◆ Exercise objective ◆
Which lines of the records contain "structured"? Collect every one of them.

[Component data from apps and pages]
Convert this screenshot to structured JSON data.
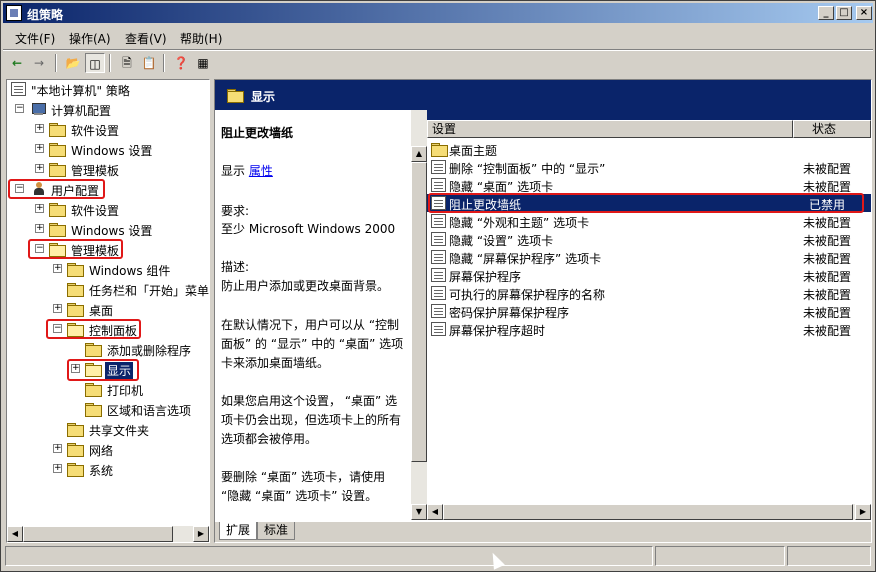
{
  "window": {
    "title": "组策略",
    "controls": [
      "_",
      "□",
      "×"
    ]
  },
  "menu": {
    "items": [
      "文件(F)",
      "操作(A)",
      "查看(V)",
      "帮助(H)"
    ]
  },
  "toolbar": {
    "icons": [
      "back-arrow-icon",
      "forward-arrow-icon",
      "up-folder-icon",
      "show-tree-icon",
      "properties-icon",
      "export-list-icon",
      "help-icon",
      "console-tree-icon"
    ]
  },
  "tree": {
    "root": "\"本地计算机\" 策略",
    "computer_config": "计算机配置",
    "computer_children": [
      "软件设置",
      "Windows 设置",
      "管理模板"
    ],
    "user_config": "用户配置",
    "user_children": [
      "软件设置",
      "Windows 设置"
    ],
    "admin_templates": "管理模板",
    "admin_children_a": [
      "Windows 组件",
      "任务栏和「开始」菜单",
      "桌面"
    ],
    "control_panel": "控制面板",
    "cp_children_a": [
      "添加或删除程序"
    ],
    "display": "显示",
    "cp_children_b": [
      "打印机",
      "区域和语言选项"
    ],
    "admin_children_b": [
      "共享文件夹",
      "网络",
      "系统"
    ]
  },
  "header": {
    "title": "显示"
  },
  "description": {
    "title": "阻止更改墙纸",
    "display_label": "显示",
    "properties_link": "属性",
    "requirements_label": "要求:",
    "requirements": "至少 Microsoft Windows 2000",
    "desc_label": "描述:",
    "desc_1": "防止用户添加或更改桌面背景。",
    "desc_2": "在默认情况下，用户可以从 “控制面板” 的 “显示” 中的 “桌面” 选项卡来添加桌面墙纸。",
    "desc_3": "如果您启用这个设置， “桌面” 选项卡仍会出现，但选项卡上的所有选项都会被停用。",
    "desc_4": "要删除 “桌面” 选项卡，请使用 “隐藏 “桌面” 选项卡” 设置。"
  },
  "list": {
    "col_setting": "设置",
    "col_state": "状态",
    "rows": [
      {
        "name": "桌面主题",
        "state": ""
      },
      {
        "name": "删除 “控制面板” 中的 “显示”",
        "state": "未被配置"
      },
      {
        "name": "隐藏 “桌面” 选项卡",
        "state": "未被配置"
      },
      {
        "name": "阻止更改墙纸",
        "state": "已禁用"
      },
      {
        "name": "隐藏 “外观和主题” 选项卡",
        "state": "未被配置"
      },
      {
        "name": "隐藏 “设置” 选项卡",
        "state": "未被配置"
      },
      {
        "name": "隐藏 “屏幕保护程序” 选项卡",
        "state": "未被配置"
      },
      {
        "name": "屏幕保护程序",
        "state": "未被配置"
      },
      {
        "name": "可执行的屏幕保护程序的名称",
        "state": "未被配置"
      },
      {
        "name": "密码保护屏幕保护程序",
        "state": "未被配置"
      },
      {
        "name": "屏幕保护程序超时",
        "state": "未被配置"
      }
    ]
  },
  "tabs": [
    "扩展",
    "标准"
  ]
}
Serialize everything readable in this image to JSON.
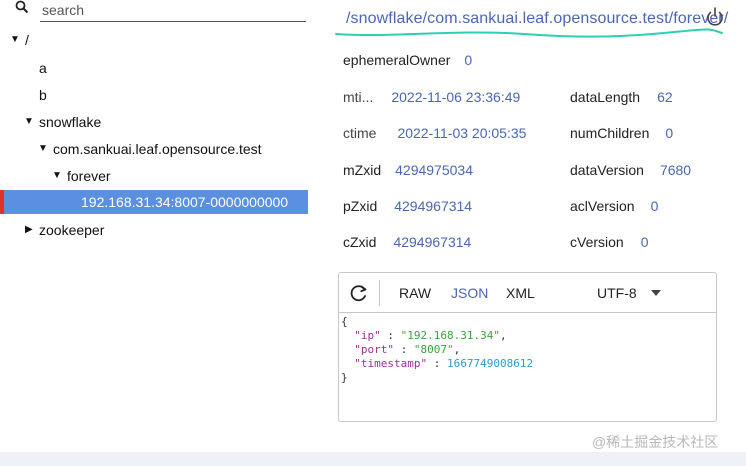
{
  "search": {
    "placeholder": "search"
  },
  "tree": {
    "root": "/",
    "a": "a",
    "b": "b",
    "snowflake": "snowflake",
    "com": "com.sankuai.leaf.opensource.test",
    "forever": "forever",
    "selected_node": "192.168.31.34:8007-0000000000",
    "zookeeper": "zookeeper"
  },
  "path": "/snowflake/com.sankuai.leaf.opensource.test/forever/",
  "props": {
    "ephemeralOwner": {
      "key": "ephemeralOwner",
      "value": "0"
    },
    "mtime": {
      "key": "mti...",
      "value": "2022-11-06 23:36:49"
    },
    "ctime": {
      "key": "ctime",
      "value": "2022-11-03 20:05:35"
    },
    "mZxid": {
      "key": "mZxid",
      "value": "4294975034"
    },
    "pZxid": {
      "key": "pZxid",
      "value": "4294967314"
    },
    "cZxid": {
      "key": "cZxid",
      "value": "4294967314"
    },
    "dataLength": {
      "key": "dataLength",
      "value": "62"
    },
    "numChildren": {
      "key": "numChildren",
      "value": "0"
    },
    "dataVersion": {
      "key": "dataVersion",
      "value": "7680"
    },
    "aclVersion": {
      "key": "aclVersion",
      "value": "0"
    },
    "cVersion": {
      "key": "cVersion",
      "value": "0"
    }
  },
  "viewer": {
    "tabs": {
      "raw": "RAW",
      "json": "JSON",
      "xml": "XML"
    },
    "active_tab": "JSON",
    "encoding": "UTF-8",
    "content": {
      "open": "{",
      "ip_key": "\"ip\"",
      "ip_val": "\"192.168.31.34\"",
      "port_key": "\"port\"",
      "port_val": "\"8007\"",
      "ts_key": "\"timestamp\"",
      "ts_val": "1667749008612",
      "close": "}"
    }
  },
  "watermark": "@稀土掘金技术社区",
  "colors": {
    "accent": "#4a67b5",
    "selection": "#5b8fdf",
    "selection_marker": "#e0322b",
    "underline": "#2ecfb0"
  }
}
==
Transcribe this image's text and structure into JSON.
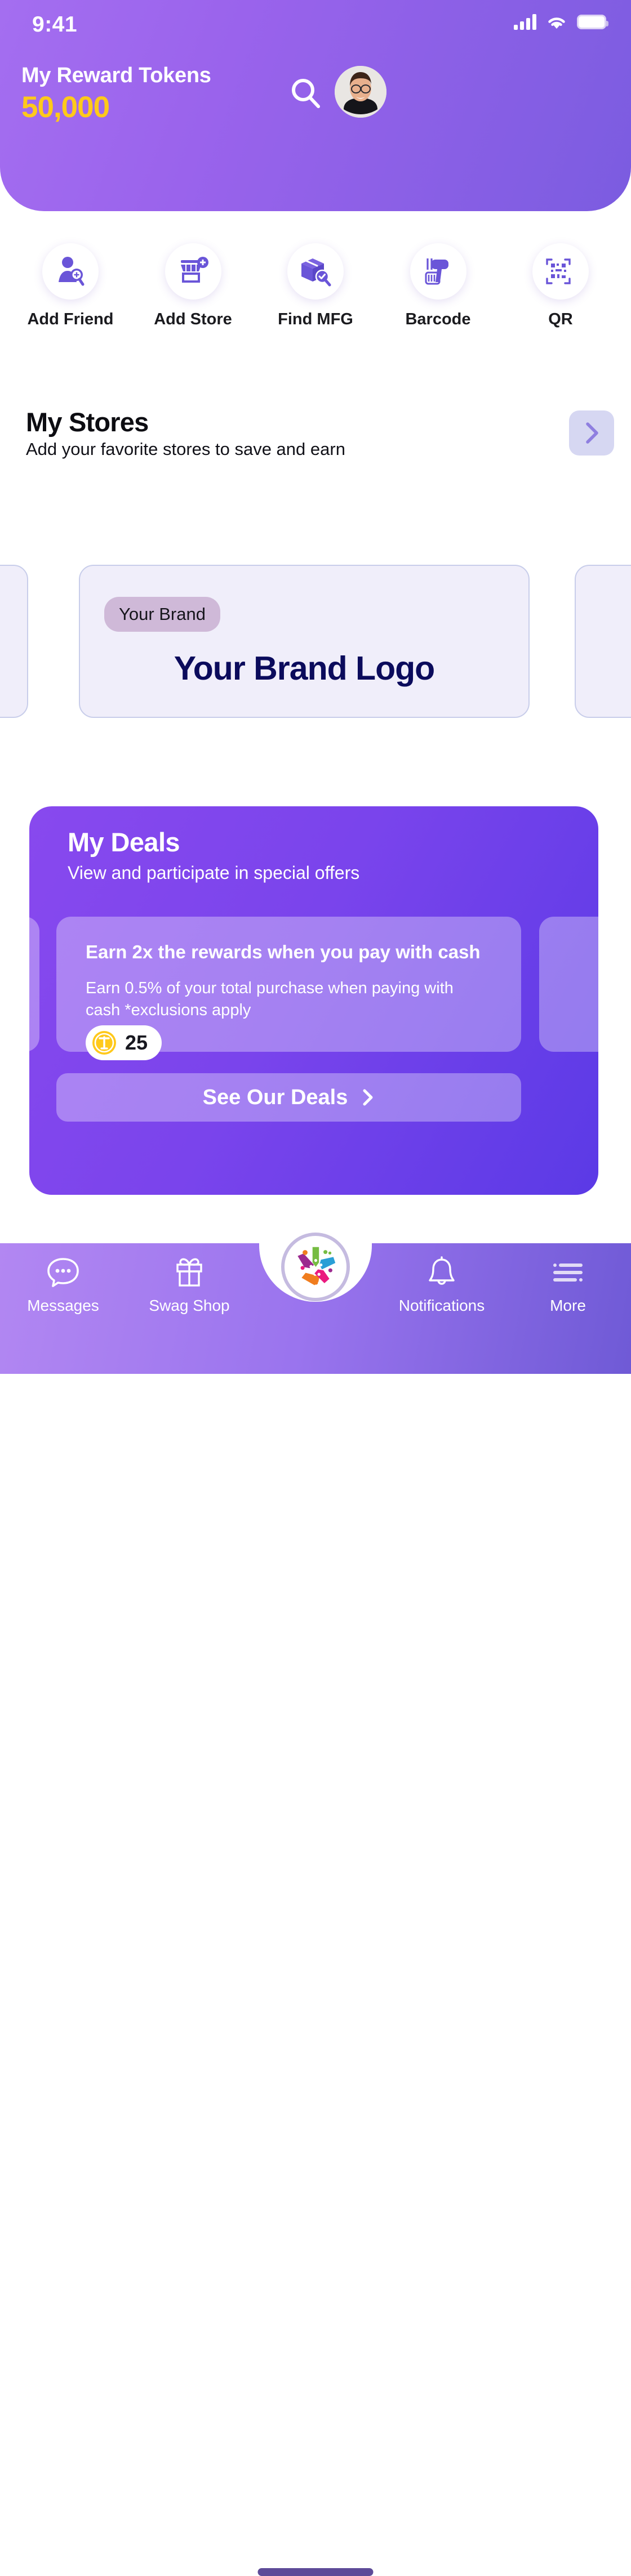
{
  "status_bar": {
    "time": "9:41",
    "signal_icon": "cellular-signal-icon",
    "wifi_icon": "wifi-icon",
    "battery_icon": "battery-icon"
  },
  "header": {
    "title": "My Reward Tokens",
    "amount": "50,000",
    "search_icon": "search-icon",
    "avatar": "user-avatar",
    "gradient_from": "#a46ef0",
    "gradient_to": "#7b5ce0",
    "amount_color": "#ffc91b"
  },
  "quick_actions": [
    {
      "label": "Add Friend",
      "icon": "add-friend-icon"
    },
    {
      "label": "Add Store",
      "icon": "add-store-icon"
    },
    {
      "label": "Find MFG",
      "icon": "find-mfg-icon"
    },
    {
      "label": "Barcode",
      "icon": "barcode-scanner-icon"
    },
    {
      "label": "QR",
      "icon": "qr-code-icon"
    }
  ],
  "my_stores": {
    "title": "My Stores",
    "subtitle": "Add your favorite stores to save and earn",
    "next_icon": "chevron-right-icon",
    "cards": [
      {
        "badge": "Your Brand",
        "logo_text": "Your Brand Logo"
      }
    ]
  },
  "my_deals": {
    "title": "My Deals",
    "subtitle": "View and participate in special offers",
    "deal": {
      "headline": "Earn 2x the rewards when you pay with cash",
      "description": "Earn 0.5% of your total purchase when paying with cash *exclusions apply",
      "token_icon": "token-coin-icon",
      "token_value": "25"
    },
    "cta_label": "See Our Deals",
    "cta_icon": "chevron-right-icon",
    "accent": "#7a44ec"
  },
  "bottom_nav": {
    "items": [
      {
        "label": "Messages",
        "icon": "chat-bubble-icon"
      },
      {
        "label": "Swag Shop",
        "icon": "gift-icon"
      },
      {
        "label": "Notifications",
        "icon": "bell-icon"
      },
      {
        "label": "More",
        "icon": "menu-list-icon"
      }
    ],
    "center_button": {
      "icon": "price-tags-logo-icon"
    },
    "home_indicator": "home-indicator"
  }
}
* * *
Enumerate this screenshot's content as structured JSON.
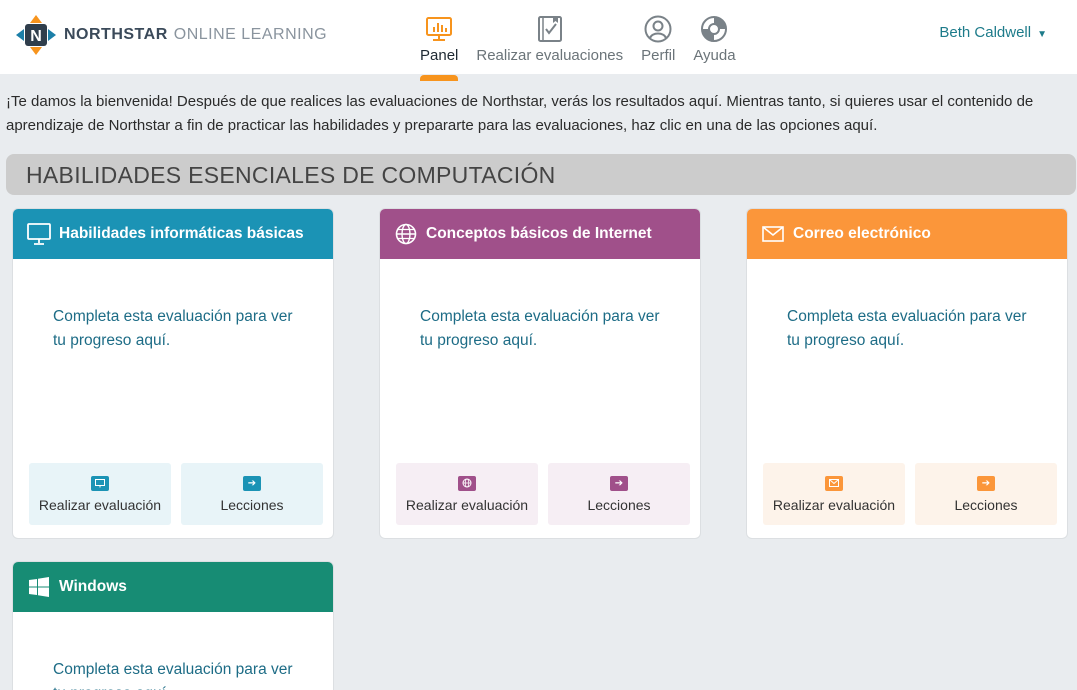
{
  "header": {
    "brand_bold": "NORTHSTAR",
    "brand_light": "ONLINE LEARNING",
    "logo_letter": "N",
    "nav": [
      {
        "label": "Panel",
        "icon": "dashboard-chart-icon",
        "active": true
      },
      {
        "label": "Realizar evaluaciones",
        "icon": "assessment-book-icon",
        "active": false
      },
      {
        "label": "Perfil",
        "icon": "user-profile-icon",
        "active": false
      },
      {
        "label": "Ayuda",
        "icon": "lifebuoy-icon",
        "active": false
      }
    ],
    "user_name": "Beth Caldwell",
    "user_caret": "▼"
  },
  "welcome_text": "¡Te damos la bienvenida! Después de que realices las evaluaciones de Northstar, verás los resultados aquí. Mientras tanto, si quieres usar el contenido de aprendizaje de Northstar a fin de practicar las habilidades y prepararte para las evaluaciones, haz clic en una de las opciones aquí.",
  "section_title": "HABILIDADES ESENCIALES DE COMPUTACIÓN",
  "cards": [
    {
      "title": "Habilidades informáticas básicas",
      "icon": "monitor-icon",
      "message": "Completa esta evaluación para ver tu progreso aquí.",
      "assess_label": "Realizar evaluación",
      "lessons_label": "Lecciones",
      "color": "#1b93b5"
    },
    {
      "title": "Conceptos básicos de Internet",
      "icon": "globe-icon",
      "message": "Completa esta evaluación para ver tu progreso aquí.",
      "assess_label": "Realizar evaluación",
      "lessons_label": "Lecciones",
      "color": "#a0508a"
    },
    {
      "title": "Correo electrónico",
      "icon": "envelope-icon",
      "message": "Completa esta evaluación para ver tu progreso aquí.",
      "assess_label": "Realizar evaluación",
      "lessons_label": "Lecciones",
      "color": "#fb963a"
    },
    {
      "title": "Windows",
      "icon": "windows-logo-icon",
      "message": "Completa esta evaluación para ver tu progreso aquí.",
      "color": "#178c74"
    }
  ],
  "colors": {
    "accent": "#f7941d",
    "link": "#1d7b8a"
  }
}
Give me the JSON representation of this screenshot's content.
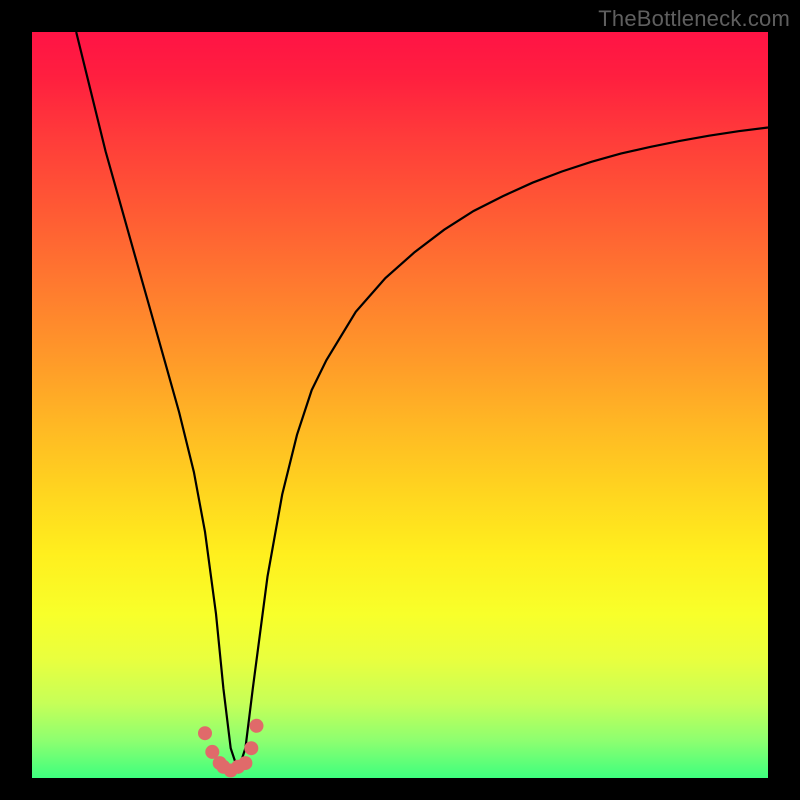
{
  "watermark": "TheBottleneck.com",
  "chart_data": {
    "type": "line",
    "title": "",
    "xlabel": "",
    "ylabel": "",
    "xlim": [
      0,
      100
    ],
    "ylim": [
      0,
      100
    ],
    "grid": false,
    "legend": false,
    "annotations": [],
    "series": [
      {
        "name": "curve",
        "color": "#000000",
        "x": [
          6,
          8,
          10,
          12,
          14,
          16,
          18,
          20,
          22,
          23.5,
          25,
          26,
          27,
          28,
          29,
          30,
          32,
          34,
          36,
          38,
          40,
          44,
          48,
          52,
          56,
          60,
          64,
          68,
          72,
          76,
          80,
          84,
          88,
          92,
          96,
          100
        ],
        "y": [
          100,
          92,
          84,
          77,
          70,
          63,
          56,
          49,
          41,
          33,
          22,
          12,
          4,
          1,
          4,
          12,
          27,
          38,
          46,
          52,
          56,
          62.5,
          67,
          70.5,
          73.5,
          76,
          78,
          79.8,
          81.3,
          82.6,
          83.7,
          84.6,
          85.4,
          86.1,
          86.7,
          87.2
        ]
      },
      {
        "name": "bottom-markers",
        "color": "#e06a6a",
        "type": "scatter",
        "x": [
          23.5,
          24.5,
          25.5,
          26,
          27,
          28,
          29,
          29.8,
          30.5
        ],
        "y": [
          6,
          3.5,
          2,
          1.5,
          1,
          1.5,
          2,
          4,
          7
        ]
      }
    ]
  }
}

◆ Result of this task ◆
Convert this screenshot to structured JSON data.
Enumerate this screenshot's content as structured JSON.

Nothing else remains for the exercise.